____ Information given

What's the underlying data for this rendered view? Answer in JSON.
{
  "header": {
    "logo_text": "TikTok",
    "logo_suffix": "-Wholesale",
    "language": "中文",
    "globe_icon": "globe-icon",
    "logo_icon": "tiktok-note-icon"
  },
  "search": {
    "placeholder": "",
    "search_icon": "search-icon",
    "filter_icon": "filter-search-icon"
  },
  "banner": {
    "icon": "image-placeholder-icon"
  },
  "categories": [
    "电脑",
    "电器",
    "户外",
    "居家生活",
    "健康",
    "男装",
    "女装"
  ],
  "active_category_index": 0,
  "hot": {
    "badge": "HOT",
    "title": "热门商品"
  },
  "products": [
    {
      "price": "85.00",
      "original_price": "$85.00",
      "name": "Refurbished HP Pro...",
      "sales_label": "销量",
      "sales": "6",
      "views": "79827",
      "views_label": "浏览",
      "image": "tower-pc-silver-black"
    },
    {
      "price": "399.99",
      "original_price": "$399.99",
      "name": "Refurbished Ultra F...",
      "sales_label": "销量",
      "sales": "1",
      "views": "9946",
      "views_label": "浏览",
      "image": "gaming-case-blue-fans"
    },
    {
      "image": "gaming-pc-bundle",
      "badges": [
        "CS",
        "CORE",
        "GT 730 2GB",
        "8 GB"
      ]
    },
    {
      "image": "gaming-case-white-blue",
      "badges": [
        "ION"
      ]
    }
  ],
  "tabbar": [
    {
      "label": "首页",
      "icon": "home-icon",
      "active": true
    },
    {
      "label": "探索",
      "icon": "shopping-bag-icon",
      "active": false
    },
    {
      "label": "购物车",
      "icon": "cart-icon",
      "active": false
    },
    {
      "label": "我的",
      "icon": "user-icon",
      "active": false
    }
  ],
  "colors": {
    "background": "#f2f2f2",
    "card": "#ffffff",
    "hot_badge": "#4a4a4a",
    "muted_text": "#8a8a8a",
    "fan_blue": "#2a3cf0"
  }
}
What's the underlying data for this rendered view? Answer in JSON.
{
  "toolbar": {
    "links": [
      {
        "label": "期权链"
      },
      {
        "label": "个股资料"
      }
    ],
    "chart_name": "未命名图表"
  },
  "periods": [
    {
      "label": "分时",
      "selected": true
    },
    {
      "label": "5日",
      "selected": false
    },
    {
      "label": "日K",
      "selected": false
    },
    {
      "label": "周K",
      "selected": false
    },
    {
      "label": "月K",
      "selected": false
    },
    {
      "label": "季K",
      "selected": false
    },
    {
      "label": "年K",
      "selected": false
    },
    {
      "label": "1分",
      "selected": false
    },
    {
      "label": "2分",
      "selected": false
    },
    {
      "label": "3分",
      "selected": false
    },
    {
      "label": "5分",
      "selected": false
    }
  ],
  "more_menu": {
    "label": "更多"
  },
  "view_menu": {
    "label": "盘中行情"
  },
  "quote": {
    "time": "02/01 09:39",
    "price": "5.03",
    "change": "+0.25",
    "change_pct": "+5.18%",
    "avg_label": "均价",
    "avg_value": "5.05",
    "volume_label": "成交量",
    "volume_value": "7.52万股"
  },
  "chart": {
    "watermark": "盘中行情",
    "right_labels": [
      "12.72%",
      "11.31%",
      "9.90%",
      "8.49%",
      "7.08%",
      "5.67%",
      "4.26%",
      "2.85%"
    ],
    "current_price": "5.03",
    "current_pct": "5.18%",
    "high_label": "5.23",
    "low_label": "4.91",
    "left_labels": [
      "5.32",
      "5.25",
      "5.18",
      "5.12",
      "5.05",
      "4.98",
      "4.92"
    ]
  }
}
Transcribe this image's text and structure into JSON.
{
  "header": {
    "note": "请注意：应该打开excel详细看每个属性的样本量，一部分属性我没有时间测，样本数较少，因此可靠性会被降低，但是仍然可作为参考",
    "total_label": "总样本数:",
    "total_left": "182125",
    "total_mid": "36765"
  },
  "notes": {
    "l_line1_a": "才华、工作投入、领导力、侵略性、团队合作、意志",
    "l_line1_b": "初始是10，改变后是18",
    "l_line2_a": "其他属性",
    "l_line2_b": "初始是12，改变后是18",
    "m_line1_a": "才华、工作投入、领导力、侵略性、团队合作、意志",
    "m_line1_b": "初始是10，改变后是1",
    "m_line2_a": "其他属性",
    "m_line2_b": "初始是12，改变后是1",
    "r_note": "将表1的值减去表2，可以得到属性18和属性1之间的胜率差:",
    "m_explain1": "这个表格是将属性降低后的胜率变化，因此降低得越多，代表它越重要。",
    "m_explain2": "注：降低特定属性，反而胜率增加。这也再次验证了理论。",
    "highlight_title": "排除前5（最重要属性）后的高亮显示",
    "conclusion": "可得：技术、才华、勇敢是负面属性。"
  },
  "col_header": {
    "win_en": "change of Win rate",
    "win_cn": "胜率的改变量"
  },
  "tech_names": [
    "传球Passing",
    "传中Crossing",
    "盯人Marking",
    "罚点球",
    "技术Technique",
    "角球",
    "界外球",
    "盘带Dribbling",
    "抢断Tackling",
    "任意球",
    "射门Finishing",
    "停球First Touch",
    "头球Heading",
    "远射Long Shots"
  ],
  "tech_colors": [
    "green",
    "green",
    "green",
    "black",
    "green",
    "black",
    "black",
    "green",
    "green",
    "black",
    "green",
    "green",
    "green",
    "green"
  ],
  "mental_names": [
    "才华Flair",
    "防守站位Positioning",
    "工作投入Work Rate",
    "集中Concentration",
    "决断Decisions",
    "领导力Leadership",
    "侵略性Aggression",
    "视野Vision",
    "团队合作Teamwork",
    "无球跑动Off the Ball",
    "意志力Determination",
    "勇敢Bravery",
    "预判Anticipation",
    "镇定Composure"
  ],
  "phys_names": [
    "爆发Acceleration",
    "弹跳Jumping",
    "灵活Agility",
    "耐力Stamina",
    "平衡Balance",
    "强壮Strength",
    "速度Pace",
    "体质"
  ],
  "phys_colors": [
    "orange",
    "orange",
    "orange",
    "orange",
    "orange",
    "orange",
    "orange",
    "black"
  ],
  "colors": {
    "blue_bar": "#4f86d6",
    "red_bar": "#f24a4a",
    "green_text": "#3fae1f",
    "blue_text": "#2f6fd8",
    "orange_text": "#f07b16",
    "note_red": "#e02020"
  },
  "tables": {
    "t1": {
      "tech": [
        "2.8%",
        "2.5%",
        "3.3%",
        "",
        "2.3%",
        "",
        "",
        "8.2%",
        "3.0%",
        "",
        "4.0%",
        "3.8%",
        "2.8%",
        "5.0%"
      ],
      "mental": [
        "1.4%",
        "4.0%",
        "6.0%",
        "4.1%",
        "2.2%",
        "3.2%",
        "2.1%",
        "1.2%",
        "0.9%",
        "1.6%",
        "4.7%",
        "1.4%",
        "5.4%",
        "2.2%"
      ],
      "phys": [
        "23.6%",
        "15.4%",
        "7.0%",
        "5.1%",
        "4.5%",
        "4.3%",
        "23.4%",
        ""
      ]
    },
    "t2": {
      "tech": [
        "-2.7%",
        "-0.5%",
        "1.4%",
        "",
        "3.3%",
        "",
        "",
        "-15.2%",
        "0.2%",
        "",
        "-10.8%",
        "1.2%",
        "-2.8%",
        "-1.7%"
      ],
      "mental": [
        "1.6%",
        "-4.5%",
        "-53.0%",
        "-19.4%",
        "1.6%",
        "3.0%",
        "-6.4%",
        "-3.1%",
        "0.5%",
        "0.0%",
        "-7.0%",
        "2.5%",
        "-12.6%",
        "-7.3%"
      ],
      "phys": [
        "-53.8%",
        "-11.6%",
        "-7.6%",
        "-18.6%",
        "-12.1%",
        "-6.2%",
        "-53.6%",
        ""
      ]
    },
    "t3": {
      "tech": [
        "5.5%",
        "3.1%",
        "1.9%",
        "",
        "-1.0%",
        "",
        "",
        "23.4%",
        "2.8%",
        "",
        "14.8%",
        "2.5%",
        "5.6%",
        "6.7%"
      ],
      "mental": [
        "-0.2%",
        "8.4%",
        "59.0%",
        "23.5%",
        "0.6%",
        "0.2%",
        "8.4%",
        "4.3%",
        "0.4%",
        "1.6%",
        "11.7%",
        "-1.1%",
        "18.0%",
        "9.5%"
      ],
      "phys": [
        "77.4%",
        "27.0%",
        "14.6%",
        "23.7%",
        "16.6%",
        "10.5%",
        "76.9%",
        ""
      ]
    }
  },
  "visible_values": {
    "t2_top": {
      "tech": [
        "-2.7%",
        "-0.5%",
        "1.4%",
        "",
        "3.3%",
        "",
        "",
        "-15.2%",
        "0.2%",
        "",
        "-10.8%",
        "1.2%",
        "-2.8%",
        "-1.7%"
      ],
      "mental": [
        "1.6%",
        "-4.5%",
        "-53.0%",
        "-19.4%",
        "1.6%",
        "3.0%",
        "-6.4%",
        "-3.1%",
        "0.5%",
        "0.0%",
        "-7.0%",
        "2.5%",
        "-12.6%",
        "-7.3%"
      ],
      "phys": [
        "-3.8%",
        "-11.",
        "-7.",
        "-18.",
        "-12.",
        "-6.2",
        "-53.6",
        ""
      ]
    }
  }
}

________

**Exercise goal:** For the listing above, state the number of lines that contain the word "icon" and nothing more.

**Answer to the exercise:** 9